The web is abuzz with news of a recent meta-study that proves that organic produce is healthier than conventional. The study analyzed from over 300 peer-reviewed articles and found that:
- Organic crops have lower pesticide residues (the frequency of pesticides in conventional foods was 4 times higher than in organic food)
- Organic crops are higher in some antioxidants such as phenolic acids, flavanones, stilbenes, flavones, flavonols and anthocyanins. Antioxidants are linked to lower risks of cancer.
- Organic crops had significantly lower levels of toxic cadmium compared to conventional crops.
So, the question is – should you switch to eating exclusively organic?
The answer is not that simple.
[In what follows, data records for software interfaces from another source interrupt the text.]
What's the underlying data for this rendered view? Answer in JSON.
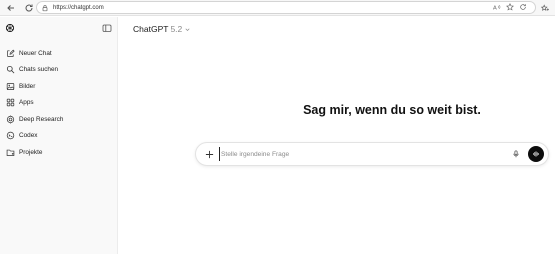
{
  "browser": {
    "url": "https://chatgpt.com",
    "icons": [
      "back-icon",
      "reload-icon",
      "lock-icon",
      "read-aloud-icon",
      "favorite-star-icon",
      "refresh-icon"
    ]
  },
  "sidebar": {
    "logo_icon": "openai-logo-icon",
    "toggle_icon": "sidebar-toggle-icon",
    "items": [
      {
        "label": "Neuer Chat",
        "icon": "compose-icon"
      },
      {
        "label": "Chats suchen",
        "icon": "search-icon"
      },
      {
        "label": "Bilder",
        "icon": "image-icon"
      },
      {
        "label": "Apps",
        "icon": "apps-grid-icon"
      },
      {
        "label": "Deep Research",
        "icon": "research-icon"
      },
      {
        "label": "Codex",
        "icon": "codex-icon"
      },
      {
        "label": "Projekte",
        "icon": "folder-icon"
      }
    ]
  },
  "header": {
    "model_name": "ChatGPT",
    "model_version": "5.2"
  },
  "main": {
    "headline": "Sag mir, wenn du so weit bist.",
    "composer": {
      "placeholder": "Stelle irgendeine Frage"
    }
  },
  "colors": {
    "sidebar_bg": "#f9f9f9",
    "accent_button": "#0d0d0d"
  }
}
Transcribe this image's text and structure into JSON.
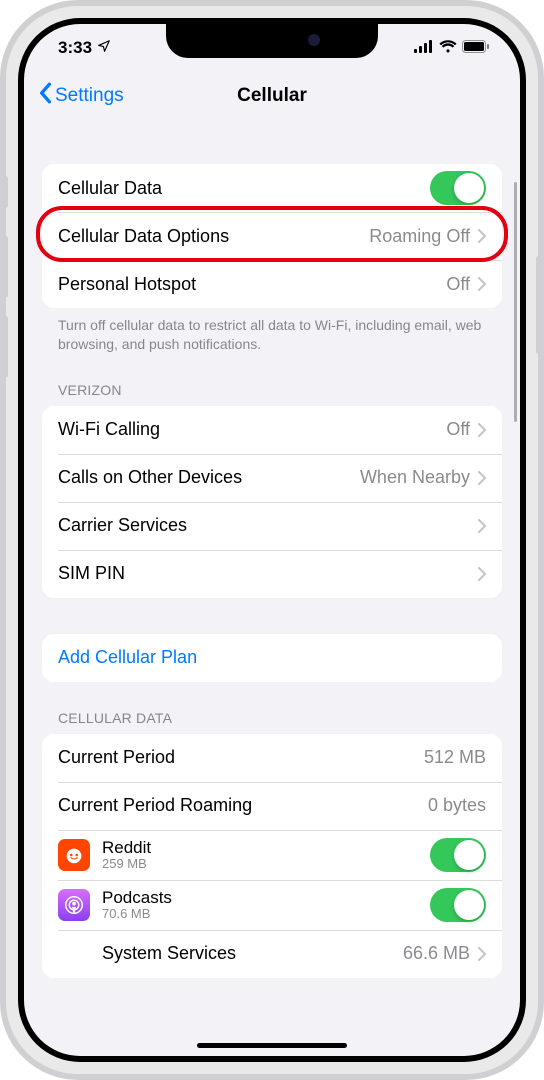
{
  "status": {
    "time": "3:33"
  },
  "nav": {
    "back": "Settings",
    "title": "Cellular"
  },
  "section1": {
    "cellular_data": "Cellular Data",
    "data_options": "Cellular Data Options",
    "data_options_value": "Roaming Off",
    "hotspot": "Personal Hotspot",
    "hotspot_value": "Off",
    "footer": "Turn off cellular data to restrict all data to Wi-Fi, including email, web browsing, and push notifications."
  },
  "section2": {
    "header": "VERIZON",
    "wifi_calling": "Wi-Fi Calling",
    "wifi_calling_value": "Off",
    "calls_other": "Calls on Other Devices",
    "calls_other_value": "When Nearby",
    "carrier_services": "Carrier Services",
    "sim_pin": "SIM PIN"
  },
  "section3": {
    "add_plan": "Add Cellular Plan"
  },
  "section4": {
    "header": "CELLULAR DATA",
    "current_period": "Current Period",
    "current_period_value": "512 MB",
    "roaming": "Current Period Roaming",
    "roaming_value": "0 bytes",
    "apps": [
      {
        "name": "Reddit",
        "size": "259 MB"
      },
      {
        "name": "Podcasts",
        "size": "70.6 MB"
      }
    ],
    "system_services": "System Services",
    "system_services_value": "66.6 MB"
  }
}
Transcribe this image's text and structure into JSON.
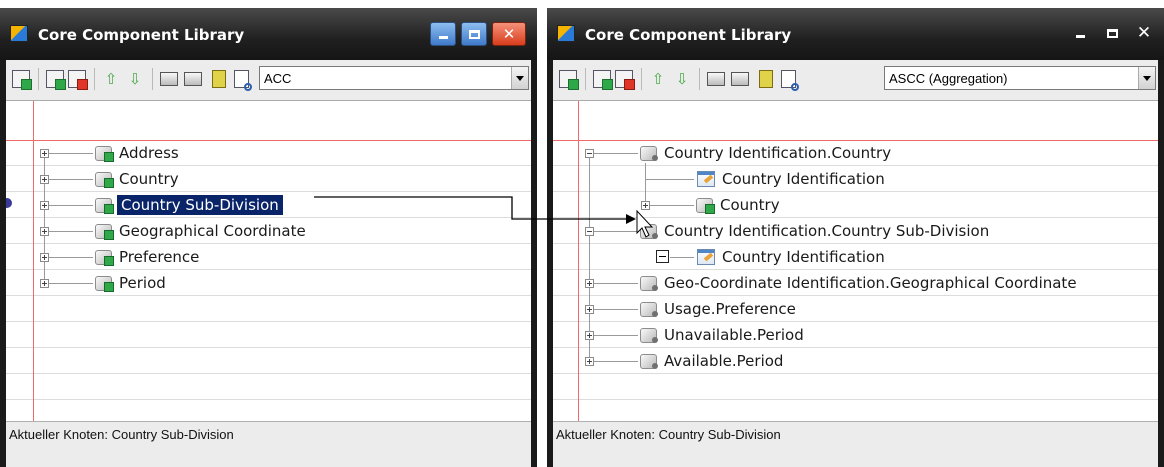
{
  "left_window": {
    "title": "Core Component Library",
    "combo_value": "ACC",
    "tree": [
      {
        "label": "Address"
      },
      {
        "label": "Country"
      },
      {
        "label": "Country Sub-Division",
        "selected": true
      },
      {
        "label": "Geographical Coordinate"
      },
      {
        "label": "Preference"
      },
      {
        "label": "Period"
      }
    ],
    "status_text": "Aktueller Knoten: Country Sub-Division"
  },
  "right_window": {
    "title": "Core Component Library",
    "combo_value": "ASCC (Aggregation)",
    "tree": {
      "n0": "Country Identification.Country",
      "n0_c0": "Country Identification",
      "n0_c1": "Country",
      "n1": "Country Identification.Country Sub-Division",
      "n1_c0": "Country Identification",
      "n2": "Geo-Coordinate Identification.Geographical Coordinate",
      "n3": "Usage.Preference",
      "n4": "Unavailable.Period",
      "n5": "Available.Period"
    },
    "status_text": "Aktueller Knoten: Country Sub-Division"
  },
  "icons": {
    "toolbar": [
      "add-node-icon",
      "add-child-icon",
      "remove-node-icon",
      "move-up-icon",
      "move-down-icon",
      "print-icon",
      "print-preview-icon",
      "book-icon",
      "search-icon"
    ],
    "tree_node": "cube-icon",
    "leaf_node": "bbie-icon"
  },
  "colors": {
    "selection": "#0a246a",
    "close_button": "#d83d1c",
    "grid_red": "#f06a6a"
  }
}
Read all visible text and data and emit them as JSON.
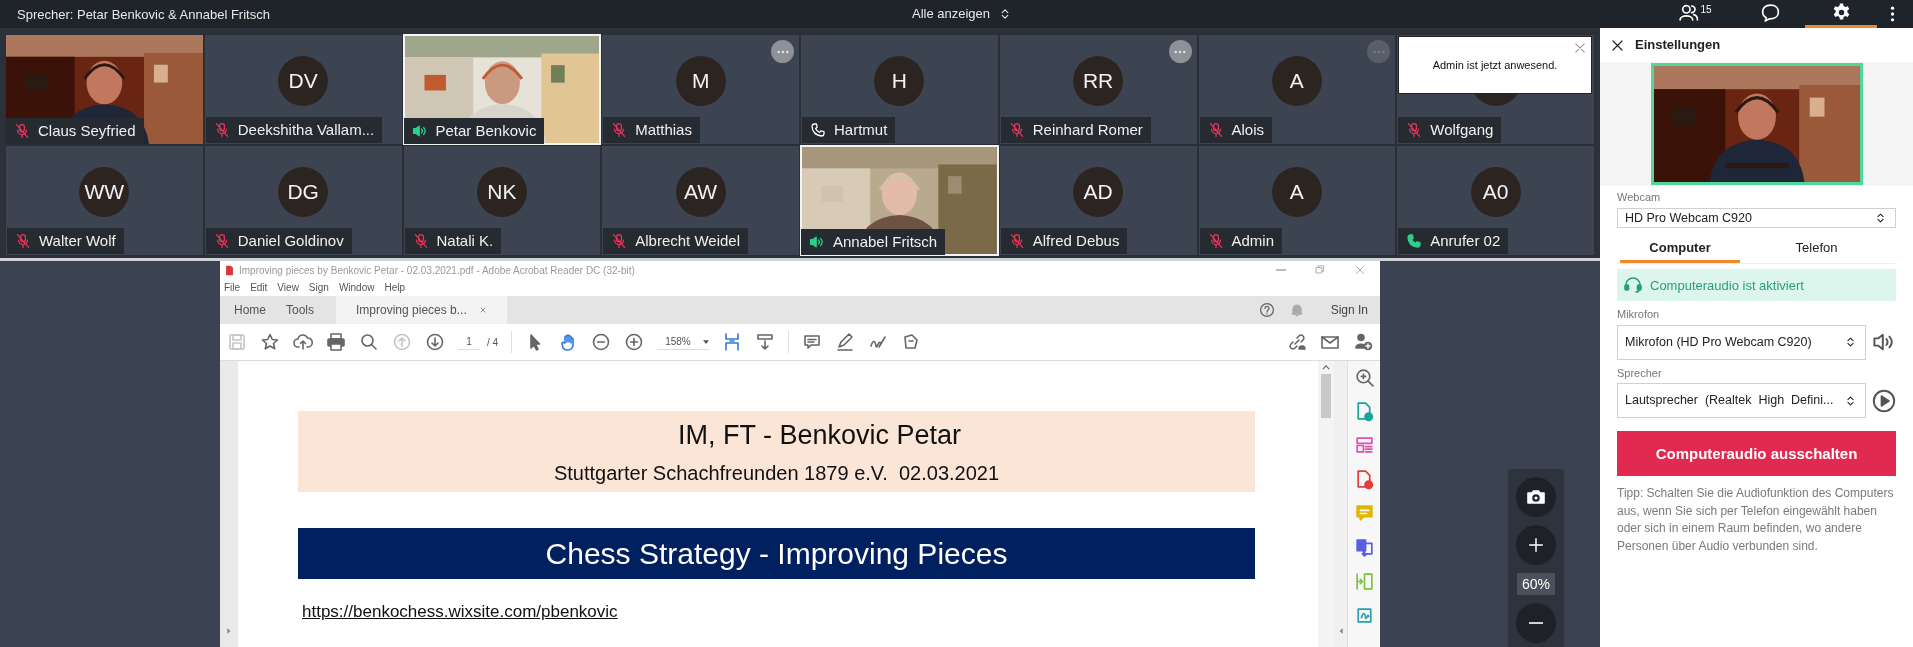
{
  "top_bar": {
    "speakers": "Sprecher: Petar Benkovic & Annabel Fritsch",
    "view_selector": "Alle anzeigen",
    "tabs": [
      {
        "kind": "participants",
        "count": "15",
        "selected": false
      },
      {
        "kind": "chat",
        "selected": false
      },
      {
        "kind": "settings",
        "selected": true
      }
    ]
  },
  "tiles": [
    {
      "kind": "video",
      "name": "Claus Seyfried",
      "audio": {
        "kind": "muted"
      },
      "active_speaker": false
    },
    {
      "kind": "avatar",
      "initials": "DV",
      "name": "Deekshitha Vallam...",
      "audio": {
        "kind": "muted"
      },
      "active_speaker": false
    },
    {
      "kind": "video",
      "name": "Petar Benkovic",
      "audio": {
        "kind": "speaking"
      },
      "active_speaker": true
    },
    {
      "kind": "avatar",
      "initials": "M",
      "name": "Matthias",
      "audio": {
        "kind": "muted"
      },
      "active_speaker": false,
      "menu_button": {
        "dimmed": false
      }
    },
    {
      "kind": "avatar",
      "initials": "H",
      "name": "Hartmut",
      "audio": {
        "kind": "phone"
      },
      "active_speaker": false
    },
    {
      "kind": "avatar",
      "initials": "RR",
      "name": "Reinhard Romer",
      "audio": {
        "kind": "muted"
      },
      "active_speaker": false,
      "menu_button": {
        "dimmed": false
      }
    },
    {
      "kind": "avatar",
      "initials": "A",
      "name": "Alois",
      "audio": {
        "kind": "muted"
      },
      "active_speaker": false,
      "menu_button": {
        "dimmed": true
      }
    },
    {
      "kind": "avatar",
      "name": "Wolfgang",
      "audio": {
        "kind": "muted"
      },
      "active_speaker": false
    },
    {
      "kind": "avatar",
      "initials": "WW",
      "name": "Walter Wolf",
      "audio": {
        "kind": "muted"
      },
      "active_speaker": false
    },
    {
      "kind": "avatar",
      "initials": "DG",
      "name": "Daniel Goldinov",
      "audio": {
        "kind": "muted"
      },
      "active_speaker": false
    },
    {
      "kind": "avatar",
      "initials": "NK",
      "name": "Natali K.",
      "audio": {
        "kind": "muted"
      },
      "active_speaker": false
    },
    {
      "kind": "avatar",
      "initials": "AW",
      "name": "Albrecht Weidel",
      "audio": {
        "kind": "muted"
      },
      "active_speaker": false
    },
    {
      "kind": "video",
      "name": "Annabel Fritsch",
      "audio": {
        "kind": "speaking"
      },
      "active_speaker": true
    },
    {
      "kind": "avatar",
      "initials": "AD",
      "name": "Alfred Debus",
      "audio": {
        "kind": "muted"
      },
      "active_speaker": false
    },
    {
      "kind": "avatar",
      "initials": "A",
      "name": "Admin",
      "audio": {
        "kind": "muted"
      },
      "active_speaker": false
    },
    {
      "kind": "avatar",
      "initials": "A0",
      "name": "Anrufer 02",
      "audio": {
        "kind": "phone_active"
      },
      "active_speaker": false
    }
  ],
  "notification": {
    "text": "Admin ist jetzt anwesend."
  },
  "acrobat": {
    "title": "Improving pieces by Benkovic Petar - 02.03.2021.pdf - Adobe Acrobat Reader DC (32-bit)",
    "menu": [
      "File",
      "Edit",
      "View",
      "Sign",
      "Window",
      "Help"
    ],
    "tabs": [
      {
        "label": "Home",
        "selected": false
      },
      {
        "label": "Tools",
        "selected": false
      },
      {
        "label": "Improving pieces b...",
        "selected": true
      }
    ],
    "sign_in": "Sign In",
    "page": "1",
    "page_total": "/ 4",
    "zoom": "158%",
    "document": {
      "title": "IM, FT - Benkovic Petar",
      "subtitle": "Stuttgarter Schachfreunden 1879 e.V.  02.03.2021",
      "heading": "Chess Strategy - Improving Pieces",
      "link": "https://benkochess.wixsite.com/pbenkovic"
    }
  },
  "share_zoom": "60%",
  "settings": {
    "title": "Einstellungen",
    "webcam_label": "Webcam",
    "webcam": "HD Pro Webcam C920",
    "audio_tabs": [
      {
        "label": "Computer",
        "selected": true
      },
      {
        "label": "Telefon",
        "selected": false
      }
    ],
    "status": "Computeraudio ist aktiviert",
    "mic_label": "Mikrofon",
    "mic": "Mikrofon (HD Pro Webcam C920)",
    "speaker_label": "Sprecher",
    "speaker": "Lautsprecher  (Realtek  High  Defini...",
    "button": "Computeraudio ausschalten",
    "tip": "Tipp: Schalten Sie die Audiofunktion des Computers aus, wenn Sie sich per Telefon eingewählt haben oder sich in einem Raum befinden, wo andere Personen über Audio verbunden sind."
  }
}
Most people are not eating the right kind of food. Too much meat and fatty dairy, too little plants. Too many processed snacks, too little real foods. Refined sugars and flours instead of whole grains.
These modern eating habits have a much more profound effect on a person’s health than a decision to buy organic produce.
For the majority of the US population, going organic is like doing AP Algebra when you are still struggling with the multiplication table. America needs to start with the basics of eating more vegetables and less junk food.
Don’t get us wrong, the organic movement is super important. It does matter: sustainability, animal welfare, reduction of pesticide and hormone use are all important on a regional, national, and global level.
It’s just that “organic” sometimes blinds people as to what they can do to improve their diets. There’s a lot you can do to eat healthier, starting with conventional foods. For example, if you think you need more antioxidants – just eat more fruits and vegetables.
What to do at the supermarket:
If you can afford organic produce, enjoy!
If not, don’t use that as an excuse not to buy conventionally grown fruits and vegetables.
If $10 can get you only 2 lbs. of organic produce, but 6 lbs. of conventional, you know what we recommend.
Higher antioxidant and lower cadmium concentrations and lower incidence of pesticide residues in organically grown crops: a systematic literature review and meta-analyses – Journal of Nutrition – June 2014